It’s circus time in the ‘Millennium city’

By Rashmi Ranjan Mohanty

Cuttack: Circus, an age-old art, which is striving hard for its existence in the 21st century where people are mostly inclined to digital medium for amusement, is back in the city to refresh the memories of young and old hearts.
Russian Empire Circus, one of the few surviving circus companies in the country, has pitched its tents at the Bali Yatra ground here in the Silver City to warm the cockles of old hearts as well as to provide an opportunity to young ones for whom circus is a new vista for entertainment.
Though the Central government has put a ban on using wild animals like big cats in the shows, the 50-year old Kolkata-based circus troupe of around 150 members having three Russian gymnasts and six Manipuri artists keep the crowd in a state of daze with their incredible callisthenics and stunts.
Rashmi Ranjan Mohanty

Besides, performance of some animals— five elephants, Pomeranian dogs, cockatoos, macaws and parrots— with their funky tricks add glitz to the show.

“After the ban on the use of wild animals, circus has completely failed to lure the crowd. But we are taking all possible steps to fetch maximum audience. We are appointing overseas gymnasts, preparing the ring with special light and sound effects to get maximum footfall,” said Shanu, manager of the circus troupe.

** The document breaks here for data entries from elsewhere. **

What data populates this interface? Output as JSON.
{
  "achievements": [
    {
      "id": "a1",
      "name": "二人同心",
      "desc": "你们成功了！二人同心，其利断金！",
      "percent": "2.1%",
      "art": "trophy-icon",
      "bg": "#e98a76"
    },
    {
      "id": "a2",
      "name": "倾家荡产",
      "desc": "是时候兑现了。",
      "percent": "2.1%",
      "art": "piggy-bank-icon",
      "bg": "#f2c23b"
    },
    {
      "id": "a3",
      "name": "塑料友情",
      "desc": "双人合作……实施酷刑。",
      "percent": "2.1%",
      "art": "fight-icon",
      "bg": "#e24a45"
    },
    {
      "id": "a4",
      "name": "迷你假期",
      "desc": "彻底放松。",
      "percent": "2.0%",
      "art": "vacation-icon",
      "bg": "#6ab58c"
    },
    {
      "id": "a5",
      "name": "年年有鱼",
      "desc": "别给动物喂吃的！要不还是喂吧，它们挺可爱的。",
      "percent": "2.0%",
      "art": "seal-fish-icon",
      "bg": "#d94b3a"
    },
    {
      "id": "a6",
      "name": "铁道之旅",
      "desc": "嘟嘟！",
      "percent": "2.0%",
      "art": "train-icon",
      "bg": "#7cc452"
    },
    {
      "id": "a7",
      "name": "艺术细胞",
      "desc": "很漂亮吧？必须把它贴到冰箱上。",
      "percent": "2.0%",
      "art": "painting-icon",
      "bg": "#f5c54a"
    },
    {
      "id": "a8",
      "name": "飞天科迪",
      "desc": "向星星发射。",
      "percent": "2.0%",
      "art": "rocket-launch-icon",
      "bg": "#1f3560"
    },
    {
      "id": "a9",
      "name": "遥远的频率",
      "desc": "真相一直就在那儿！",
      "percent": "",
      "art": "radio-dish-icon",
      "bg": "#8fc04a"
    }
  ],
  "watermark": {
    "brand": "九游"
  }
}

“Apart from being a form of art, circus is also a means of livelihood of these artists who have been working for generations. The government is yet to announce something good for the dying art. We expect that it should come up with some good scheme for us,” a hopeful Shanu added.

Rashmi Ranjan Mohanty

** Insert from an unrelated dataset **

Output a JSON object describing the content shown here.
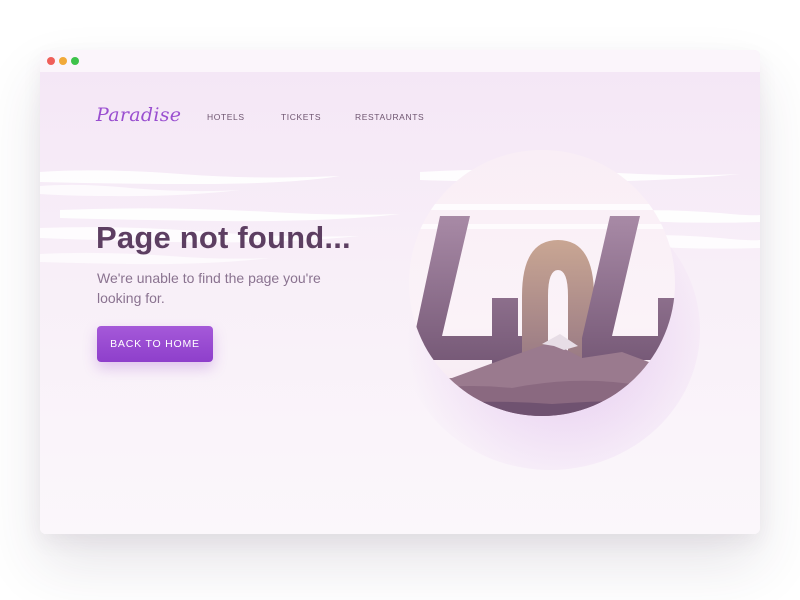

Asked about the maintenance and care of the animals, the manager, said, “We are taking care of them as if they are our own children.  We have two tuskers and three female elephants. We nearly spend Rs 20,000 to Rs 25,000 per day for their maintenance and food even though we don’t make much profit in the business.”

“Besides, we have to pay huge amount of money to the district administration for land, water, electricity. It will be possible for us to make some profit out of the business if the administration charge less amount from us,” Shanu stated.

Surya Mohanty, coordinator of the circus troupe, said, “Since last 30 years, I have been trying to bring circus troupes to the city every year. The government should take some necessary steps for the survival of the age-old art that is on the verge of extinction.”

Rashmi Ranjan Mohanty

The circus troupe, which will have a month-long stay in the city, presently runs three shows daily in the afternoon. While the first show starts at 1 pm and ends at 3.30 pm, the second and third show starts at 4 pm and ends at 6.30 pm. The third show begins at 7 pm and concludes at 9.30 pm.  The tickets are available at Rs 60, Rs 100, Rs 150 and Rs 200.